‘Prepare for the Upward trend’
Earlier this year, Morgan State suspended face-to-face classroom instruction. For the remainder of the spring semester the university announced it had implemented remote learning/instruction through the use of distance learning platforms. While the university remains open, the campus was closed with limited operations available.
“We’re working in an environment where COVID-19 has forced us to be flexible,” Dr. Barton said. “We’re working in an environment where social unrest is going to be a mainstay going forward. So, I will learn best how to adapt our school, how to adapt our faculty, and work with our students in this tough environment. So that when we’re in an upward trend it’d be so much easier to be flexible and creative.”
Dr. Barton also noted that stepping into his new role on August 17 feels a little “scary,” because Dean Eugene DeLoatch has been “a champion for everything Morgan and for everything engineering.” As the first African American president of the American Society for Engineering Education, Dean DeLoatch spent his year at the helm of the organization founded in 1893, promoting engineering education at historically Black colleges and universities to the nation.
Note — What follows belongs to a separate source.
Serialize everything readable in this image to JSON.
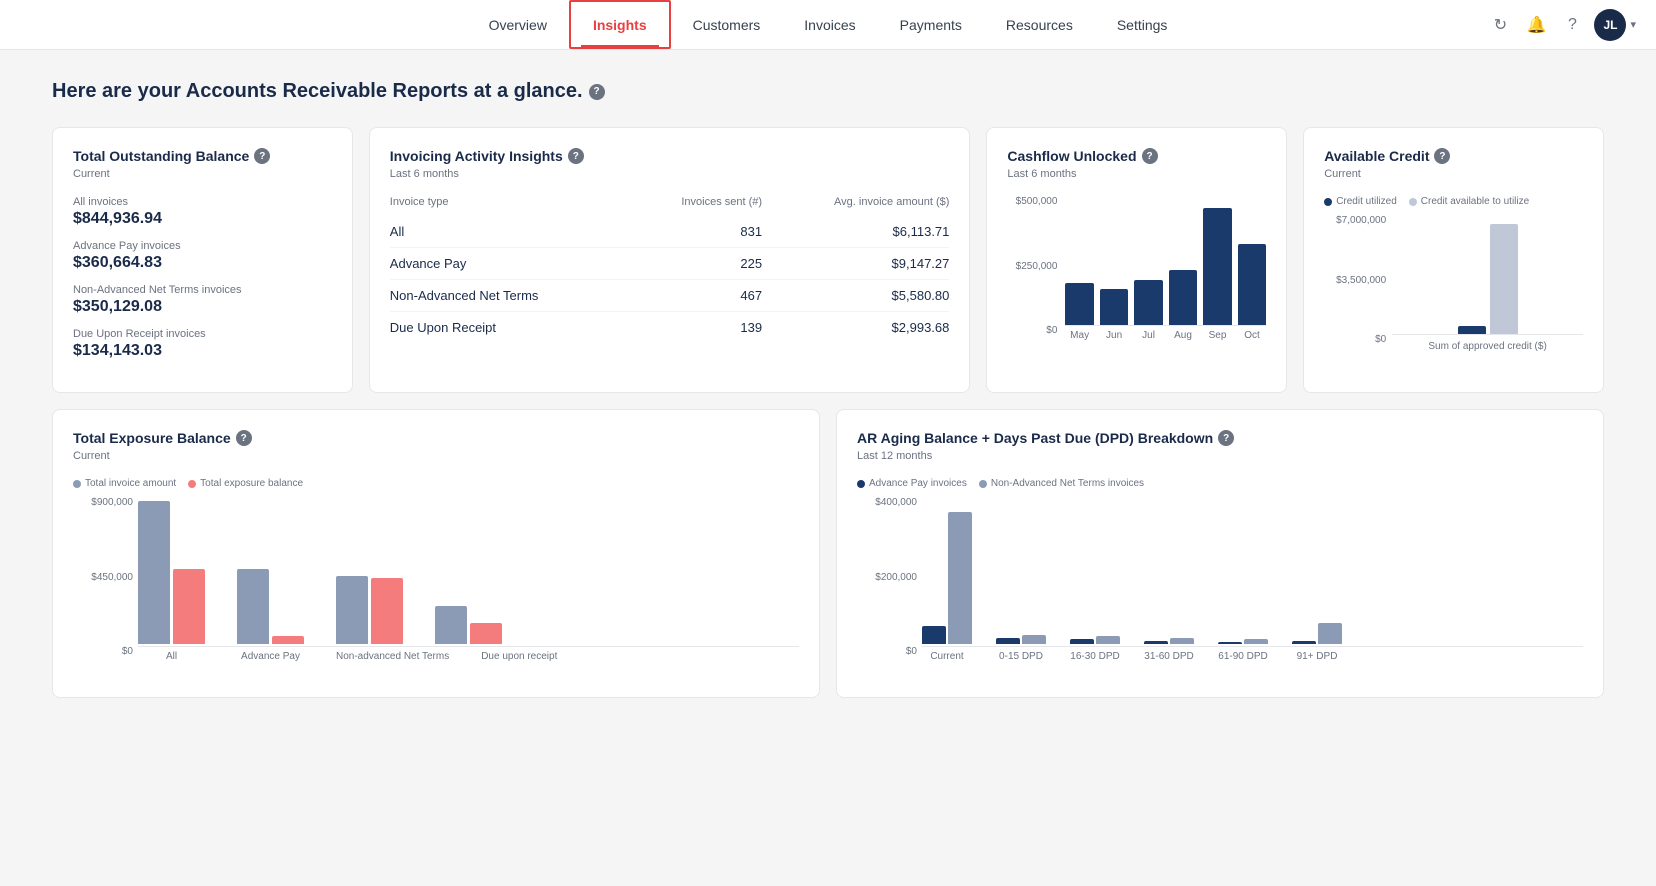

“He’s built a school that offers what I believe some of the best opportunities for the residents of Baltimore and Maryland to become part of this tech-savvy environment,” Dr. Barton said of the results of DeLoatch’s achievements and his legacy. “I will have to rely upon him as a mentor and for guidance,” Dr. Barton added. “I will be sorely remiss if I don’t.”
Since 2014, Dr Barton served as Inaugural Chair of the Department of Mechanical Engineering at the Volgeneau School of Engineering of George Mason University. His research focused on the analysis of dynamic systems, closed-form solutions for linear self-adjoint systems, and systems that govern the responses of composite structures. Dr. Barton was involved in curriculum development and program assessment. He is a former chair of the American Society of Mechanical Engineers (ASME) Committee on Engineering Accreditation and served as a member of the ASME Mechanical Engineering Department Head Executive Committee. He also served as the division chair of the American Society for Engineering Education Military and Veterans Constituent Committee. He chairs ASME’s Committee on Engineering Education, is member of ASME Public Affairs and Outreach Sector and sits as on the Engineering Accreditation Commission’s Executive Committee. He has served numerous years as a program evaluator and commissioner for ASME and ABET. Barton holds a Professional Engineering (PE) license in the state of Maryland.
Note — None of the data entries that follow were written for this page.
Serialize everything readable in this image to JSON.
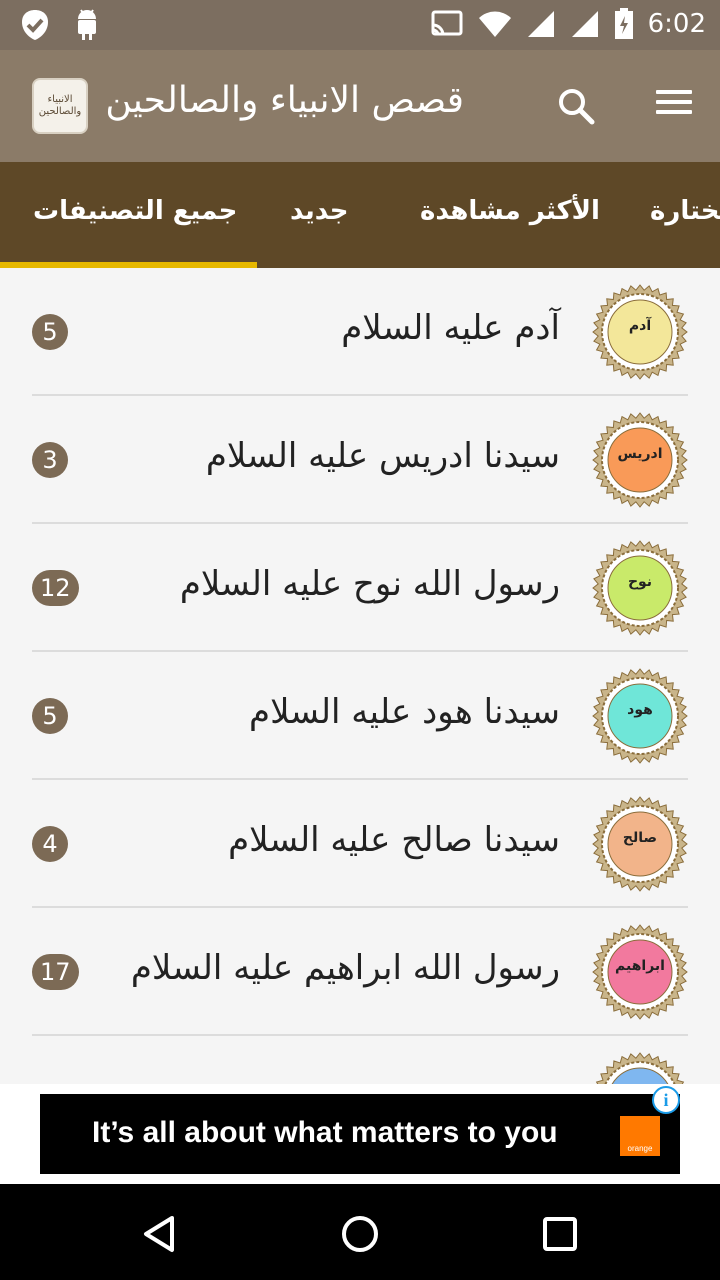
{
  "status_bar": {
    "time": "6:02",
    "left_icons": [
      "check-shield-icon",
      "android-icon"
    ],
    "right_icons": [
      "cast-icon",
      "wifi-icon",
      "signal-icon",
      "signal-icon-2",
      "battery-icon"
    ]
  },
  "toolbar": {
    "title": "قصص الانبياء والصالحين",
    "app_icon_text": "الانبياء والصالحين",
    "background": "#8b7b68"
  },
  "tabs": [
    {
      "label": "جميع التصنيفات",
      "selected": true
    },
    {
      "label": "جديد",
      "selected": false
    },
    {
      "label": "الأكثر مشاهدة",
      "selected": false
    },
    {
      "label": "مختارة",
      "selected": false
    }
  ],
  "colors": {
    "tab_bar": "#5e4827",
    "tab_indicator": "#e6b800",
    "badge": "#7c6a55"
  },
  "list": {
    "items": [
      {
        "label": "آدم عليه السلام",
        "count": "5",
        "medallion": "آدم",
        "color": "#f3e79a"
      },
      {
        "label": "سيدنا ادريس عليه السلام",
        "count": "3",
        "medallion": "ادريس",
        "color": "#f99a58"
      },
      {
        "label": "رسول الله نوح عليه السلام",
        "count": "12",
        "medallion": "نوح",
        "color": "#c9ea6a"
      },
      {
        "label": "سيدنا هود عليه السلام",
        "count": "5",
        "medallion": "هود",
        "color": "#6fe6d8"
      },
      {
        "label": "سيدنا صالح عليه السلام",
        "count": "4",
        "medallion": "صالح",
        "color": "#f2b48a"
      },
      {
        "label": "رسول الله ابراهيم عليه السلام",
        "count": "17",
        "medallion": "ابراهيم",
        "color": "#f2799e"
      },
      {
        "label": "",
        "count": "",
        "medallion": "",
        "color": "#7fb7f0"
      }
    ]
  },
  "ad": {
    "text": "It’s all about what matters to you",
    "brand": "orange",
    "info_icon": "info-icon"
  },
  "nav_bar": {
    "buttons": [
      "back-icon",
      "home-icon",
      "recents-icon"
    ]
  }
}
“Throughout my entire career, my dream has been to become a leader at an institution that has such a rich history,” said Dr. Barton. “I get to do this at Morgan State University taking on the legacy of Deans DeLoatch, Craig Scott, and Michael Spencer” he said. Dr. Scott, a professor and chair of the department of electrical and computer engineering, served as interim dean of the School of Engineering at Morgan State from February 2018 to August 2020.
Dr. Barton’s Guiding principles
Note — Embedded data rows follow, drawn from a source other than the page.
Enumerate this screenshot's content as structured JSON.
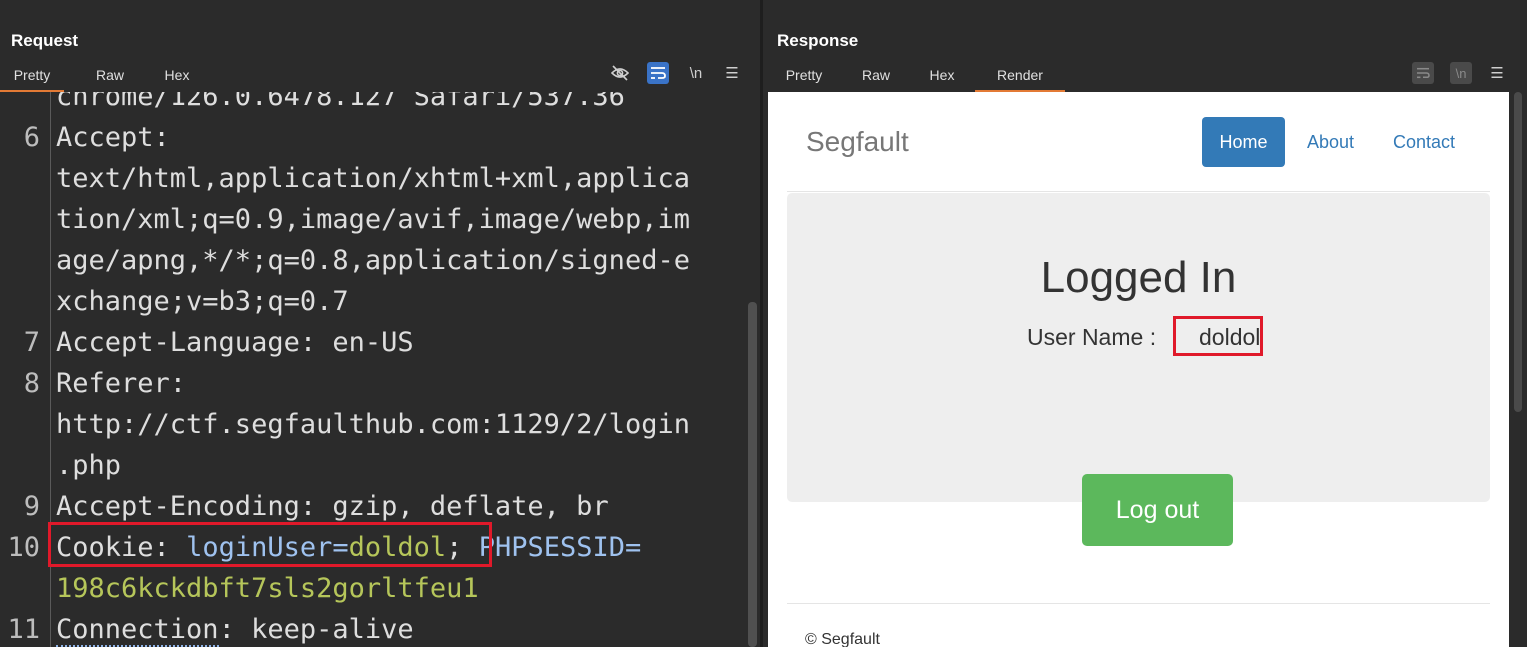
{
  "layout_buttons": [
    "side-by-side",
    "stacked-horizontal",
    "single"
  ],
  "request": {
    "title": "Request",
    "tabs": [
      "Pretty",
      "Raw",
      "Hex"
    ],
    "active_tab": "Pretty",
    "tools": {
      "hide_icon": "eye-off-icon",
      "wrap_icon": "word-wrap-icon",
      "newline_label": "\\n",
      "menu_icon": "hamburger-icon"
    },
    "lines": [
      {
        "num": "",
        "parts": [
          {
            "t": "chrome/126.0.6478.127 Safari/537.36",
            "c": "plain"
          }
        ]
      },
      {
        "num": "6",
        "parts": [
          {
            "t": "Accept:",
            "c": "plain"
          }
        ]
      },
      {
        "num": "",
        "parts": [
          {
            "t": "text/html,application/xhtml+xml,applica",
            "c": "plain"
          }
        ]
      },
      {
        "num": "",
        "parts": [
          {
            "t": "tion/xml;q=0.9,image/avif,image/webp,im",
            "c": "plain"
          }
        ]
      },
      {
        "num": "",
        "parts": [
          {
            "t": "age/apng,*/*;q=0.8,application/signed-e",
            "c": "plain"
          }
        ]
      },
      {
        "num": "",
        "parts": [
          {
            "t": "xchange;v=b3;q=0.7",
            "c": "plain"
          }
        ]
      },
      {
        "num": "7",
        "parts": [
          {
            "t": "Accept-Language",
            "c": "plain"
          },
          {
            "t": ": en-US",
            "c": "plain"
          }
        ]
      },
      {
        "num": "8",
        "parts": [
          {
            "t": "Referer:",
            "c": "plain"
          }
        ]
      },
      {
        "num": "",
        "parts": [
          {
            "t": "http://ctf.segfaulthub.com:1129/2/login",
            "c": "plain"
          }
        ]
      },
      {
        "num": "",
        "parts": [
          {
            "t": ".php",
            "c": "plain"
          }
        ]
      },
      {
        "num": "9",
        "parts": [
          {
            "t": "Accept-Encoding",
            "c": "plain"
          },
          {
            "t": ": gzip, deflate, br",
            "c": "plain"
          }
        ]
      },
      {
        "num": "10",
        "parts": [
          {
            "t": "Cookie",
            "c": "plain"
          },
          {
            "t": ": ",
            "c": "plain"
          },
          {
            "t": "loginUser=",
            "c": "blue"
          },
          {
            "t": "doldol",
            "c": "olive"
          },
          {
            "t": "; ",
            "c": "plain"
          },
          {
            "t": "PHPSESSID=",
            "c": "blue"
          }
        ]
      },
      {
        "num": "",
        "parts": [
          {
            "t": "198c6kckdbft7sls2gorltfeu1",
            "c": "olive"
          }
        ]
      },
      {
        "num": "11",
        "parts": [
          {
            "t": "Connection",
            "c": "plain"
          },
          {
            "t": ": keep-alive",
            "c": "plain"
          }
        ]
      }
    ]
  },
  "response": {
    "title": "Response",
    "tabs": [
      "Pretty",
      "Raw",
      "Hex",
      "Render"
    ],
    "active_tab": "Render",
    "tools": {
      "wrap_icon": "word-wrap-icon",
      "newline_label": "\\n",
      "menu_icon": "hamburger-icon"
    },
    "page": {
      "brand": "Segfault",
      "nav": [
        "Home",
        "About",
        "Contact"
      ],
      "heading": "Logged In",
      "user_label": "User Name :",
      "user_value": "doldol",
      "logout_label": "Log out",
      "footer": "© Segfault"
    }
  },
  "colors": {
    "highlight": "#e0192a",
    "active_tab_underline": "#e37a35",
    "primary": "#337ab7",
    "success": "#5cb85c",
    "key_blue": "#9fc2ef",
    "value_olive": "#b6c65a"
  }
}
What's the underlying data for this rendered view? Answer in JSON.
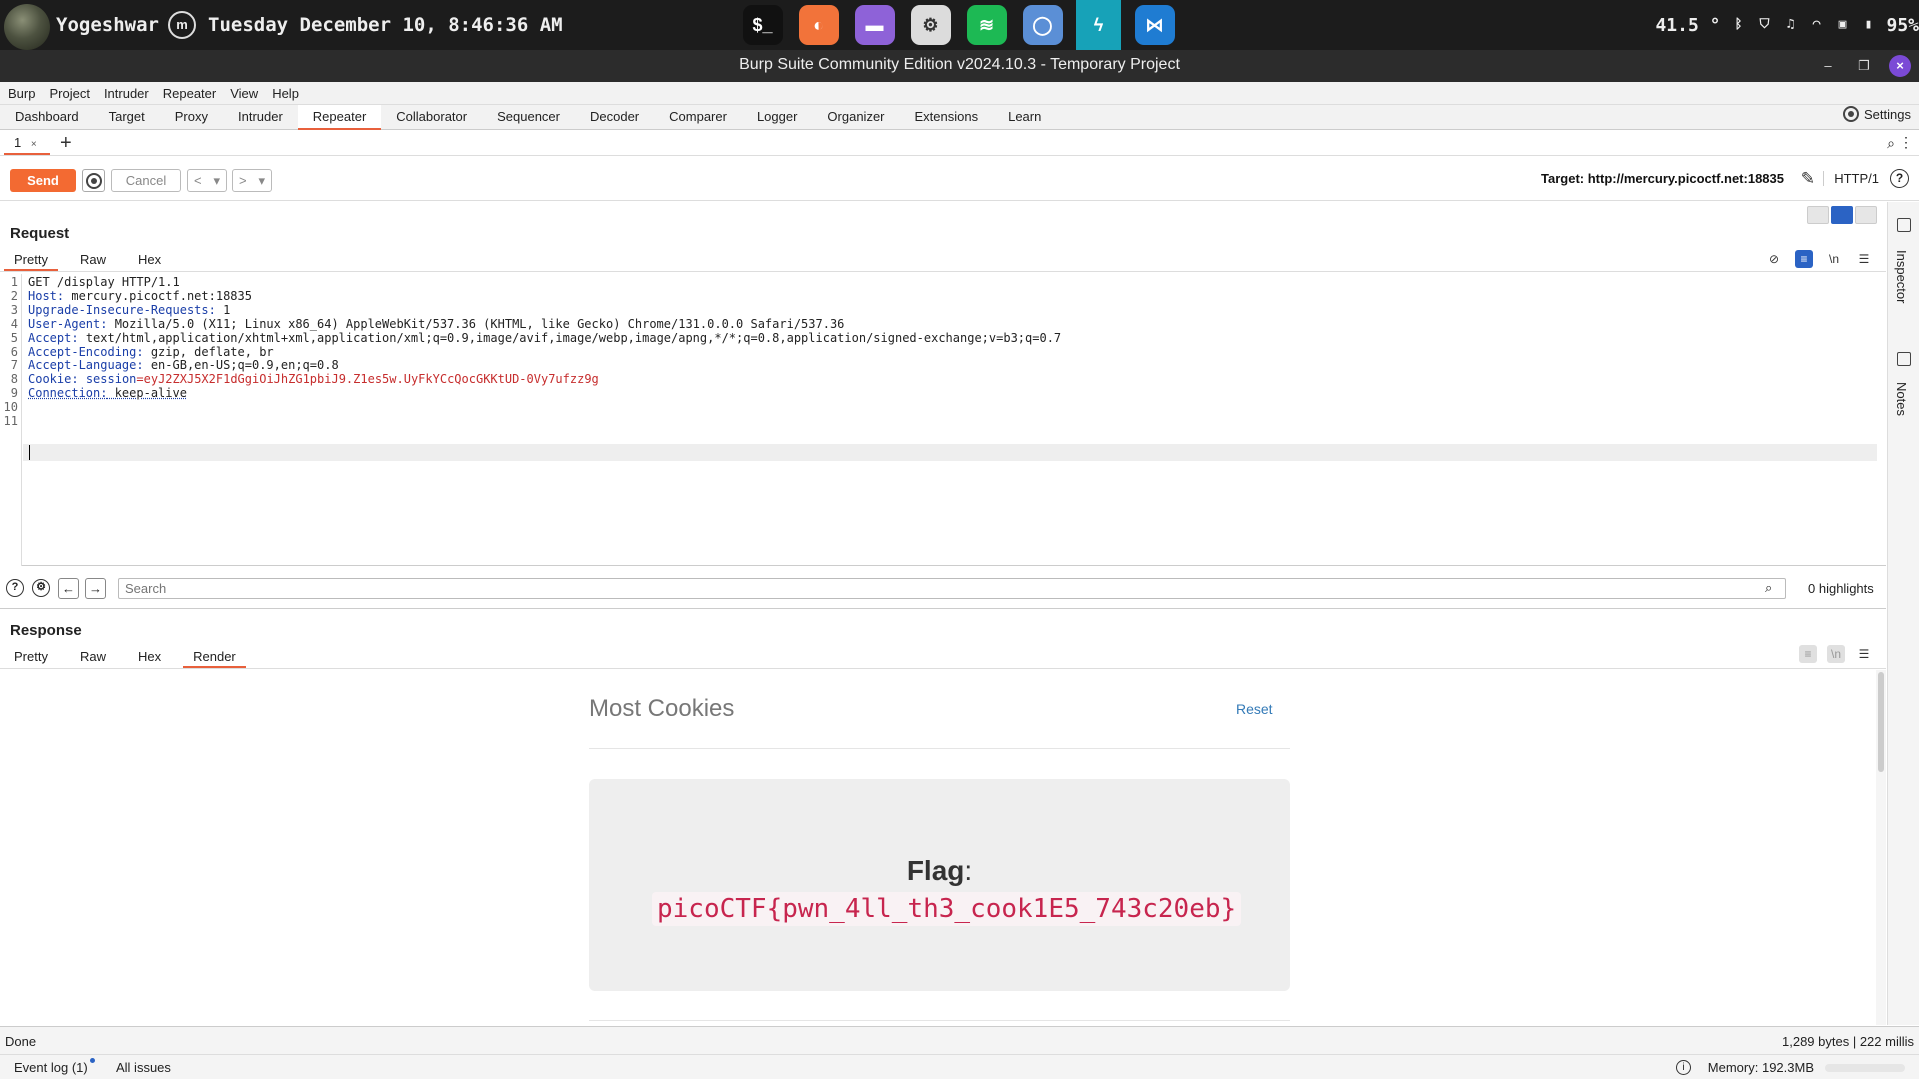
{
  "os": {
    "user": "Yogeshwar",
    "clock_icon_glyph": "m",
    "datetime": "Tuesday December 10, 8:46:36 AM",
    "dock": [
      {
        "name": "terminal",
        "glyph": "$_",
        "color": "#111111"
      },
      {
        "name": "firefox",
        "glyph": "◐",
        "color": "#f2733a"
      },
      {
        "name": "files",
        "glyph": "▬",
        "color": "#8e62d8"
      },
      {
        "name": "settings",
        "glyph": "⚙",
        "color": "#dcdcdc"
      },
      {
        "name": "spotify",
        "glyph": "≋",
        "color": "#1db954"
      },
      {
        "name": "chromium",
        "glyph": "◯",
        "color": "#5b8fd6"
      },
      {
        "name": "burp",
        "glyph": "ϟ",
        "color": "#17a2b8"
      },
      {
        "name": "vscode",
        "glyph": "⋈",
        "color": "#1f7cd2"
      }
    ],
    "temp": "41.5 °",
    "battery": "95%"
  },
  "window": {
    "title": "Burp Suite Community Edition v2024.10.3 - Temporary Project"
  },
  "menu": [
    "Burp",
    "Project",
    "Intruder",
    "Repeater",
    "View",
    "Help"
  ],
  "tool_tabs": [
    "Dashboard",
    "Target",
    "Proxy",
    "Intruder",
    "Repeater",
    "Collaborator",
    "Sequencer",
    "Decoder",
    "Comparer",
    "Logger",
    "Organizer",
    "Extensions",
    "Learn"
  ],
  "active_tool_tab": "Repeater",
  "settings_label": "Settings",
  "repeater": {
    "tab_label": "1",
    "tab_close": "×",
    "add_tab": "+",
    "send_label": "Send",
    "cancel_label": "Cancel",
    "prev": "<",
    "next": ">",
    "dropdown": "▾",
    "target_label": "Target: http://mercury.picoctf.net:18835",
    "http_version": "HTTP/1"
  },
  "rail": {
    "inspector": "Inspector",
    "notes": "Notes"
  },
  "request": {
    "title": "Request",
    "tabs": [
      "Pretty",
      "Raw",
      "Hex"
    ],
    "newline_toggle": "\\n",
    "lines": [
      {
        "n": "1",
        "key": "",
        "sep": "",
        "value": "GET /display HTTP/1.1"
      },
      {
        "n": "2",
        "key": "Host",
        "sep": ":",
        "value": " mercury.picoctf.net:18835"
      },
      {
        "n": "3",
        "key": "Upgrade-Insecure-Requests",
        "sep": ":",
        "value": " 1"
      },
      {
        "n": "4",
        "key": "User-Agent",
        "sep": ":",
        "value": " Mozilla/5.0 (X11; Linux x86_64) AppleWebKit/537.36 (KHTML, like Gecko) Chrome/131.0.0.0 Safari/537.36"
      },
      {
        "n": "5",
        "key": "Accept",
        "sep": ":",
        "value": " text/html,application/xhtml+xml,application/xml;q=0.9,image/avif,image/webp,image/apng,*/*;q=0.8,application/signed-exchange;v=b3;q=0.7"
      },
      {
        "n": "6",
        "key": "Accept-Encoding",
        "sep": ":",
        "value": " gzip, deflate, br"
      },
      {
        "n": "7",
        "key": "Accept-Language",
        "sep": ":",
        "value": " en-GB,en-US;q=0.9,en;q=0.8"
      },
      {
        "n": "8",
        "key": "Cookie",
        "sep": ":",
        "value": " ",
        "cookie_name": "session",
        "cookie_value": "=eyJ2ZXJ5X2F1dGgiOiJhZG1pbiJ9.Z1es5w.UyFkYCcQocGKKtUD-0Vy7ufzz9g"
      },
      {
        "n": "9",
        "key": "Connection",
        "sep": ":",
        "value": " keep-alive"
      },
      {
        "n": "10",
        "key": "",
        "sep": "",
        "value": ""
      },
      {
        "n": "11",
        "key": "",
        "sep": "",
        "value": ""
      }
    ]
  },
  "search": {
    "placeholder": "Search",
    "highlights": "0 highlights"
  },
  "response": {
    "title": "Response",
    "tabs": [
      "Pretty",
      "Raw",
      "Hex",
      "Render"
    ],
    "active_tab": "Render",
    "newline_toggle": "\\n",
    "render": {
      "site_title": "Most Cookies",
      "reset_link": "Reset",
      "flag_label": "Flag",
      "flag_colon": ":",
      "flag_value": "picoCTF{pwn_4ll_th3_cook1E5_743c20eb}"
    }
  },
  "status": {
    "text": "Done",
    "size": "1,289 bytes | 222 millis"
  },
  "bottom": {
    "event_log": "Event log (1)",
    "all_issues": "All issues",
    "memory": "Memory: 192.3MB"
  },
  "colors": {
    "accent": "#e8603c",
    "send": "#f36a32",
    "key": "#1a3ea8",
    "cookie": "#c62d2d",
    "flag": "#c7254e"
  }
}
■ ‘I can’t do it alone. And you can’t do it alone.’ Focus on the fact that we’re a team.
■ ‘Those who will succeed are those who will take risks.’ STEM = Creativity + passion + risk taking (CPR)
■Truth, logic, and knowledge creation beat cynicism, mistrust, and denial of science.
■Value diversity of thought and experiences everywhere.